Nydia Bou was attracted to Emerson’s Communication Sciences and Disorders (CSD) Department for the rare opportunity it offered.
As faculty coordinator for Graduate Admissions and Distinguished Scholar-in-Residence since 2020, the position has allowed Bou to combine her love for teaching and higher education administration.
This fall, the department welcomed Bou as its new chair.
“[Emerson’s program] is the perfect combination of [speech-language pathology] within the whole world of communications,” Bou said. CSD is housed within the School of Communication, recognizing that the foundation for both public communication, such as Journalism, and speech-language pathology (SLP) are related.
Before coming to Emerson in August 2020, Bou spent more than two decades in higher education in Puerto Rico. Bou has held roles in teaching and research, as well as administrative duties, including program development and assessment, academic accreditation, and grant writing. But she’s happiest when she gets to combine both.
Bou moved through administrator roles, from clinical coordinator and program director, to leadership roles, including dean and vice chancellor at Universidad Ana G Mendez Gurabo Campus (formerly Universidad del Turabo).
She majored in public communication at the University of Puerto Rico, Rio Piedraw Campus, for her undergraduate degree. Transitioning from public communication to (SLP) was easy for Bou.
“How do I continue doing what I love, which is communications, but how do I stay connected with people?” Bou asked. SLP was a natural next step.
Bou has many goals for her time as chair. She’s continuing the department’s work in assessing the Speech@Emerson program.
“I would like to assess classroom learning and program operations to understand how effective we are as a program in preparing highly qualified entry-level professionals that will become ASHA-certified SLPs,” Bou said.

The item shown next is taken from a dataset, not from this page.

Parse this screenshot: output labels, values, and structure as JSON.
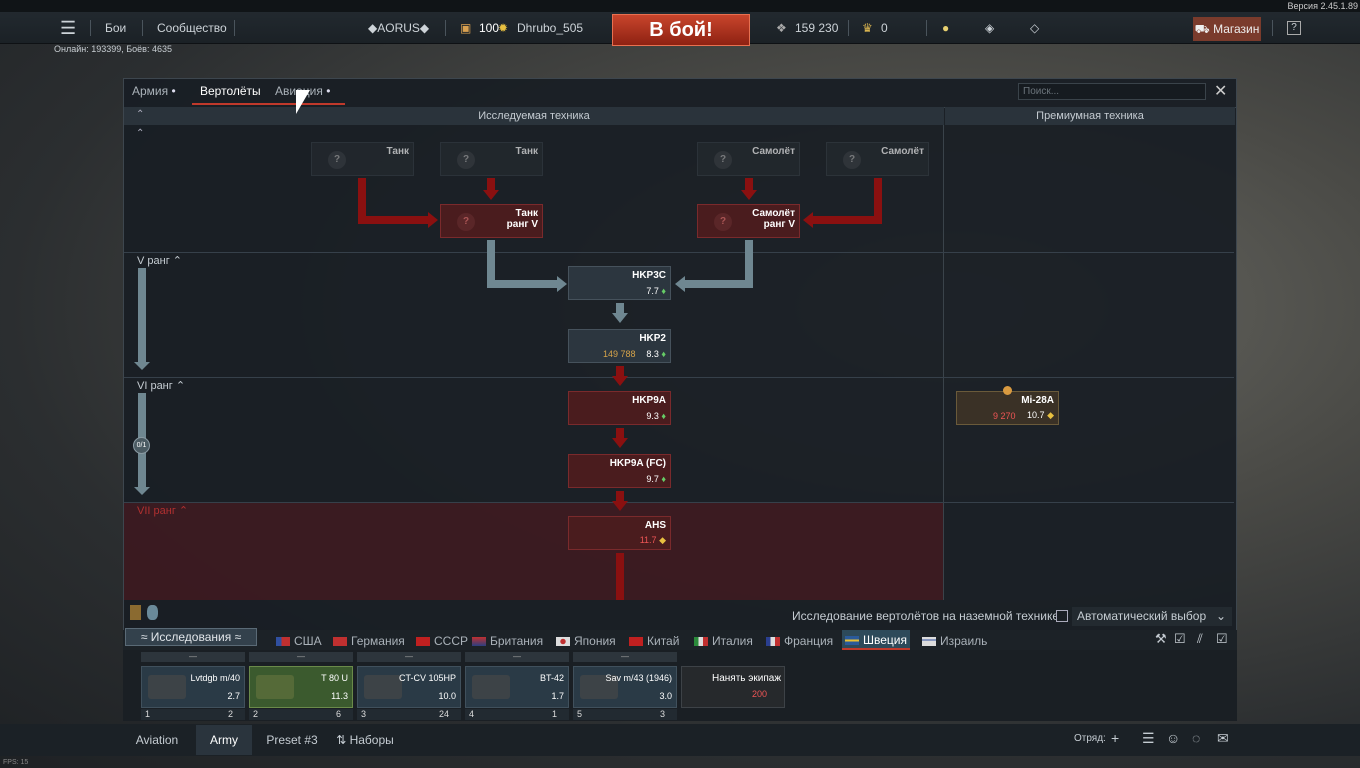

Bou also wants the program to be a real option for a diverse pool of students who have many different needs, interests, and backgrounds, by providing academic and financial support systems, as well as mentorships.
One of CSD’s goals is to increase the diversity of the profession, said Bou. In 2020, Just 8 percent of American Speech-Language-Hearing Association members and affiliates identified as people of color.
Bou is proud of the growing diversity among CSD faculty, including recent hire and Distinguished Scholar-in-Residence Valerie Johnson, whose expertise lies in multicultural and social justice issues in speech, language, and hearing sciences. And where there’s diverse faculty, Bou hopes there will be diverse students.
“Students will come where they see themselves,” Bou said. “If they don’t see themselves, they will feel like they won’t fit within the Emerson community and feel like outsiders.”
In 2020, the CSD department posted a racial equity statement and a plan for enacting change. The same year CSD students created a resource guide to make courses and practice more culturally inclusive.
Bou believes her placement as chair is evidence of the college’s commitment to taking action.
“I am that 8 percent,” Bou said. “I’m here. We are taking action, and this is an action that you can see—this is a face. I’m extremely proud of being here and representing something other than white.”
Bou is adamant that diversifying the profession starts at the university level — and earlier.
Many high school students don’t know that SLP exists as a profession, or that it’s an option for them. In Puerto Rico, Bou helped design an initiative to educate middle and high school students from Caguas and Gurabo public schools about speech language pathology. Sponsored by a grant called Scholarship for Disadvantaged Students from the Health Resources and Services Administration (HRSA), the iShadow program provided support to establish a pipeline for students coming into the profession. It allowed a group of 10 students each summer to visit the Universidad Ana G Mendez Gurabo Campus and learn one-on-one from an SLP-in-training.
Several of the students who participated in the program between 2012 to 2016 have since received master’s degrees and now work as SLPs, a couple have even completed doctorate degrees.
Bou will continue recruitment and retention efforts at Emerson and knows that students will face a completely different field than the one she entered 30 years ago.
“Having a diverse group of faculty and staff will allow us to prepare a diverse group of students that are prepared for the world. It’s not only extremely important, it’s what we need to do,” Bou said.